Cuban officials have told the island's government-controlled news media that Fidel Castro's health condition is being kept as a state secret, given what they describe as U.S. threats and plots to forcibly change Cuba's form of government. But they insist Mr. Castro's recovery from surgery is going well, that he is able to sit up in bed and read documents, and that doctors anticipate a return to presidential duties in a matter of weeks or months.
Cuba watchers say such upbeat assessments are to be expected from Fidel Castro's top lieutenants, but add that, for now, they have nothing else on which to base any judgments. At the University of Miami's Institute for Cuban and Cuban-American studies, senior fellow Andy Gomez says the world is in the dark when it comes to Fidel Castro's condition.
"We have not seen any facts that we can analyze and say, 'This is what is going on.' We do not know," he said.
But what is to be made of the dearth of information, including the lack of any photos of Mr. Castro since his operation? Gomez says there are several possible explanations. One is that Fidel is, as Cuban officials say, on the road to recovery, and that the government prefers to withhold details until he is able to fully resume presidential duties.
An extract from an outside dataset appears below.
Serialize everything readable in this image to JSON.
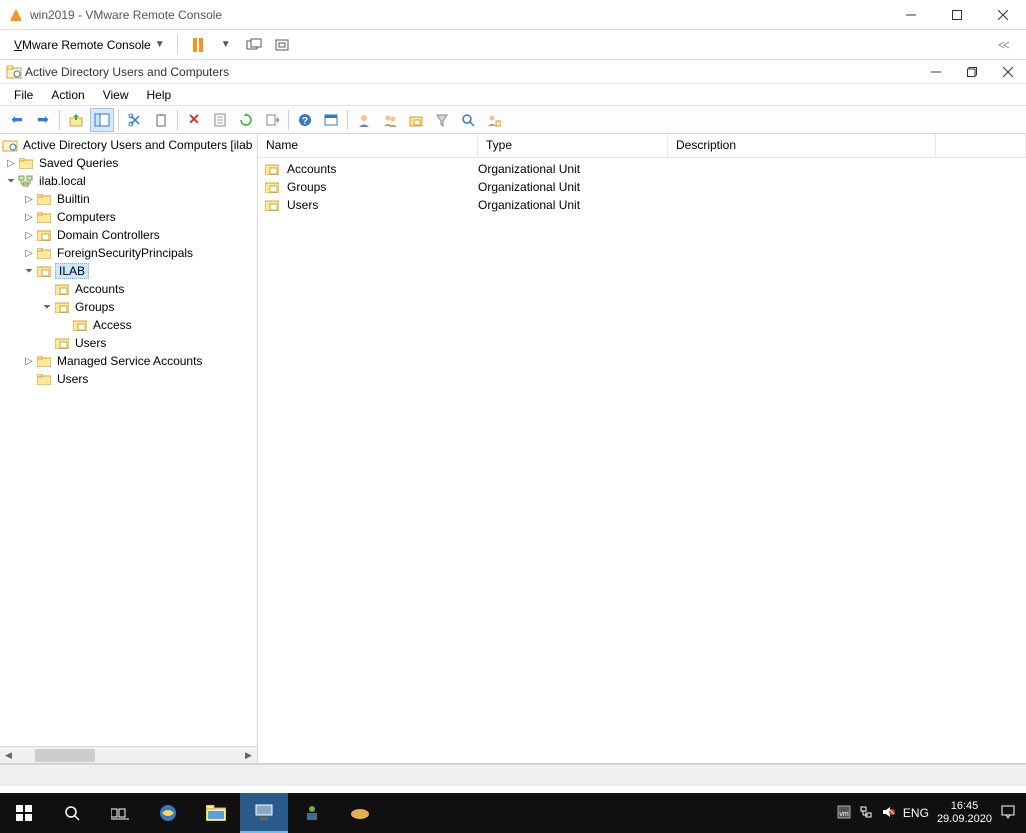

Another possibility, according to Gomez, is that the government is still in the process of implementing plans drawn up for the post-Castro period, and is hiding the severity of Fidel's health problems to buy themselves more time.
"The silence can also be interpreted as making sure that the security apparatus is put in place, so if and when Fidel becomes gravely ill, leading to his death, they can prevent any kind of protest [unrest] throughout the island," he added.
For many Cuban exiles in Florida and elsewhere, every passing day without evidence of Mr. Castro's condition adds to their growing belief that, dead or alive, his days as "maximum leader" are over.
At Miami's leading Cuban-American radio station, Radio Mambi, the consensus opinion of commentators, analysts and callers alike is that Fidel Castro is finished as a leader, and that the rule of Raul Castro, 75, who has also not been seen in public, will be brief. Many argue that, were Fidel Castro well enough to pose for a picture, such a photo would have been distributed by now.
But a former head of the U.S. Interests Section in Havana, Wayne Smith, cautions against reading too much into the habits of Cuban officials when it comes to divulging anything about Fidel Castro.
"I would not read too much into it because their system is quite different," he said. "They do not have a free press; the media is controlled. [Ricardo] Alarcon, the President of the [Cuban] National Assembly, and a number of other public figures have said that he [Fidel] is doing well, he is recuperating. And I think from their point of view, given the kind of system they have, they feel that is enough."
Smith notes that Cubans on the island have reacted with calm to news of their leaders ailing health, and that in the absence of unrest there is little pressure on officials to be more forthcoming about Mr. Castro's status.
Nevertheless, with Fidel's long-anticipated 80th birthday just days away, Smith says, if officials on the island were inclined to release a photo of Mr. Castro, his birthday would be a perfect opportunity.
Cuba has postponed official celebrations of Fidel's birthday until early December.